8.4 Approach to the problem, scrutiny of comparable dwellings in the locality - general background and history - changing patterns - regard to the expressed views of the taxpayer.
8.5 Trend towards smaller plots. Cost and effort in keeping up large gardens; time and availability of professional assistance.
9) Most Suitable Location for the Permitted Area:
9.1 Consider the most suitable location for the permitted area. Boundaries actually retained not necessarily of assistance as dictated by other considerations (development layout etc) rather than reasonable enjoyment.
9.2 Detailed explanation of area chosen with reference to DV4 (and DV9). Natural boundaries considered where appropriate - views from house - position of included ancillaries etc.
[Note: The wording of the following paragraphs is of special assistance where the permitted area is slightly in excess of the statutory half hectare or, for example, as a justifiable reason for a subsequent offer to settle at something over half a hectare.
“My initial reaction after carrying out a detailed inspection of the subject property and listening to the taxpayer’s representations was that a house of this size and character situated in this locality would certainly not require more than half a hectare of garden or grounds for its reasonable enjoyment as evidenced by the comparable properties to which I have referred.

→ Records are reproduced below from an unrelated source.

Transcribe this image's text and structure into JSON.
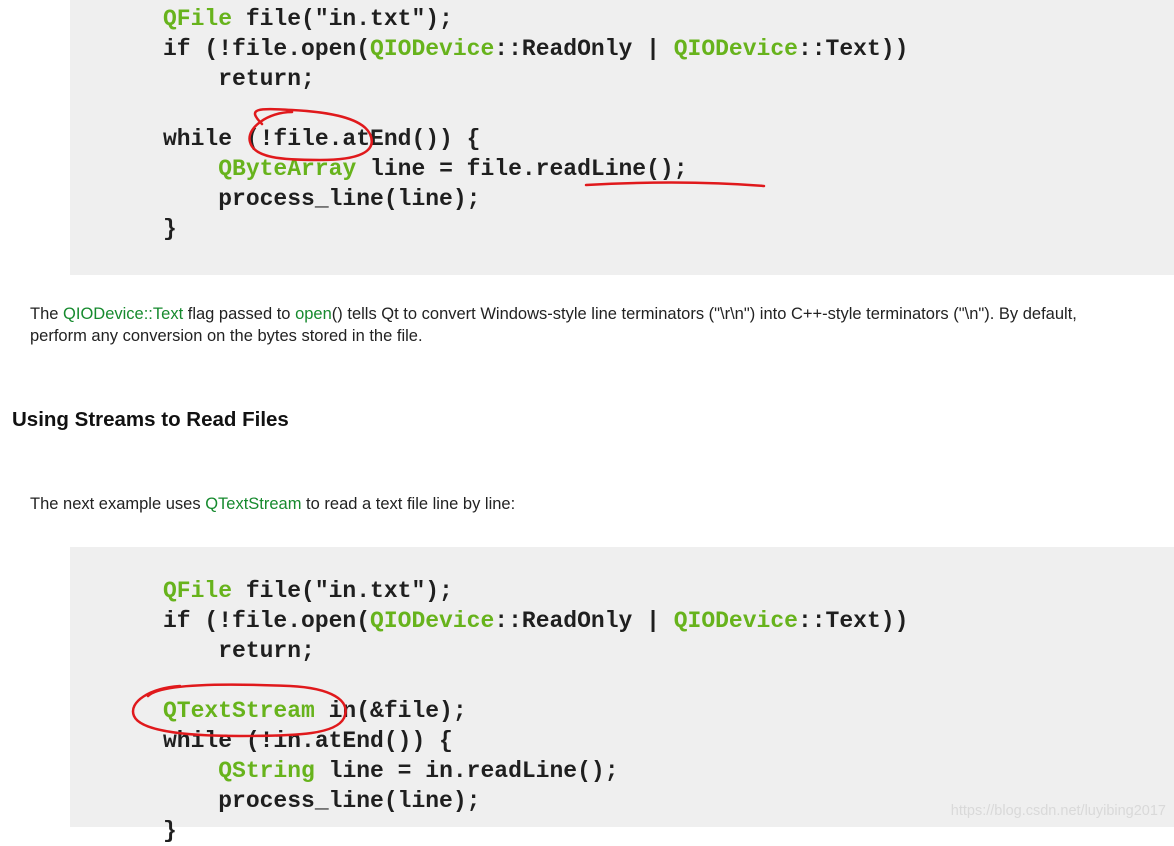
{
  "code_block_1": {
    "lines": [
      [
        {
          "t": "QFile",
          "g": true
        },
        {
          "t": " file(\"in.txt\");"
        }
      ],
      [
        {
          "t": "if (!file.open("
        },
        {
          "t": "QIODevice",
          "g": true
        },
        {
          "t": "::ReadOnly | "
        },
        {
          "t": "QIODevice",
          "g": true
        },
        {
          "t": "::Text))"
        }
      ],
      [
        {
          "t": "    return;"
        }
      ],
      [
        {
          "t": ""
        }
      ],
      [
        {
          "t": "while (!file.atEnd()) {"
        }
      ],
      [
        {
          "t": "    "
        },
        {
          "t": "QByteArray",
          "g": true
        },
        {
          "t": " line = file.readLine();"
        }
      ],
      [
        {
          "t": "    process_line(line);"
        }
      ],
      [
        {
          "t": "}"
        }
      ]
    ]
  },
  "paragraph_1": {
    "line1_prefix": "The ",
    "link_qiodevice_text": "QIODevice::Text",
    "line1_mid1": " flag passed to ",
    "link_open": "open",
    "line1_suffix": "() tells Qt to convert Windows-style line terminators (\"\\r\\n\") into C++-style terminators (\"\\n\"). By default,",
    "line2": "perform any conversion on the bytes stored in the file."
  },
  "heading": "Using Streams to Read Files",
  "paragraph_2": {
    "prefix": "The next example uses ",
    "link_qtextstream": "QTextStream",
    "suffix": " to read a text file line by line:"
  },
  "code_block_2": {
    "lines": [
      [
        {
          "t": "QFile",
          "g": true
        },
        {
          "t": " file(\"in.txt\");"
        }
      ],
      [
        {
          "t": "if (!file.open("
        },
        {
          "t": "QIODevice",
          "g": true
        },
        {
          "t": "::ReadOnly | "
        },
        {
          "t": "QIODevice",
          "g": true
        },
        {
          "t": "::Text))"
        }
      ],
      [
        {
          "t": "    return;"
        }
      ],
      [
        {
          "t": ""
        }
      ],
      [
        {
          "t": "QTextStream",
          "g": true
        },
        {
          "t": " in(&file);"
        }
      ],
      [
        {
          "t": "while (!in.atEnd()) {"
        }
      ],
      [
        {
          "t": "    "
        },
        {
          "t": "QString",
          "g": true
        },
        {
          "t": " line = in.readLine();"
        }
      ],
      [
        {
          "t": "    process_line(line);"
        }
      ],
      [
        {
          "t": "}"
        }
      ]
    ]
  },
  "watermark": "https://blog.csdn.net/luyibing2017",
  "colors": {
    "code_keyword_green": "#67b31c",
    "link_green": "#168a2e",
    "annotation_red": "#e0191c",
    "code_background": "#efefef"
  }
}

But when considering the application of my preliminary conclusion that (the Property) would not require more than half a hectare for its reasonable enjoyment, I found it difficult to draw the boundaries of an exempt acre in a manner which would produce an entirely satisfactory result”.]

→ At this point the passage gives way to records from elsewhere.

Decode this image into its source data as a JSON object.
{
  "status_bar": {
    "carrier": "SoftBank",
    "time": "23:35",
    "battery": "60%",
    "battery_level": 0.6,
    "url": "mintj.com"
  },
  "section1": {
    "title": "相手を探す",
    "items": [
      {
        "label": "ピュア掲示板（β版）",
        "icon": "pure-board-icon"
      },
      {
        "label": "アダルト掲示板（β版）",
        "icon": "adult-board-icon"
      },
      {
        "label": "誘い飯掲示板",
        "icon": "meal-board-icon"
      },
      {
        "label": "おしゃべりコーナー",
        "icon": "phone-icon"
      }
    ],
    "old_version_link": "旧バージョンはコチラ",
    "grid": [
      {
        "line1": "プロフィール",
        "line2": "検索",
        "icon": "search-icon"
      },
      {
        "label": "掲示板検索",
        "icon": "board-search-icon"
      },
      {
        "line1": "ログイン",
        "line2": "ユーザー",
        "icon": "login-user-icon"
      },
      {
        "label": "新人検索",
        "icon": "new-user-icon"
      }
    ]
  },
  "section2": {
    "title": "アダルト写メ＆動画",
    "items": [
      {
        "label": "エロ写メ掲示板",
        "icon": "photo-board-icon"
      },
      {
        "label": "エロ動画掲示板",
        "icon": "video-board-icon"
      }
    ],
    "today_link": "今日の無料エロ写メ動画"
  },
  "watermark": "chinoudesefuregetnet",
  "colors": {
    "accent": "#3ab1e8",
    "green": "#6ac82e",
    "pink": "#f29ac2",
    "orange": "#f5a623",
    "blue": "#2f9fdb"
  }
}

Deal with each comparison in detail drawing appropriate conclusions. Reasons for choosing (or rejecting) comparables as necessary. Refer to DV7 and DV8.
[Note: The comparables must show the situation that existed at the relevant date. They should not be too selective ie only show gardens of under half a hectare if in fact comparables with larger gardens exist, but it will then be necessary to explain that these are occupied with garden or grounds in excess of half a hectare due to historical circumstances rather than what is required. Witnesses may need to deal with situations where houses still have large plots due to lack of development potential or other demand for the excess land.
It may be necessary to include a reference to properties that prima facie seem to indicate a different permitted area and either clearly explain why they are not comparable or argue the historical circumstances referred to above.
If the DV becomes aware that the other parties intend to refer to the DV’s treatment of a previous case, refer to cases dealt with directly by the Inspector without reference to the DV/CV(S) or refer to previous Commissioners decisions the DV should submit the matter, with full details where possible, to CEO via the RD for liaison with CAV6 (CGT).
If confronted with such cases at the Hearing, the witness will remember that Commissioners’ decisions are not decisions of record, especially to other bodies of Commissioners (ie they are similar to Valuation Tribunal decisions in this respect).
Whilst comparables which show a sale of part of the garden for development prior to the relevant date, and to a lesser extent just after the relevant date so as to demonstrate the continuing trend, are most useful, those involving either demolition of the property and total development or conversion, for example, of a large house to flats are not; they are no longer similar in size or character. A house rebuilt or converted into flats is no longer one residence. Where the comparables show a permitted area of less than half a hectare the witness should say so before conceding the statutory half a hectare.]
Brief closing summary repeating opinion of area and location of land required for the reasonable enjoyment of the dwelling-house as a residence at the time of the disposal.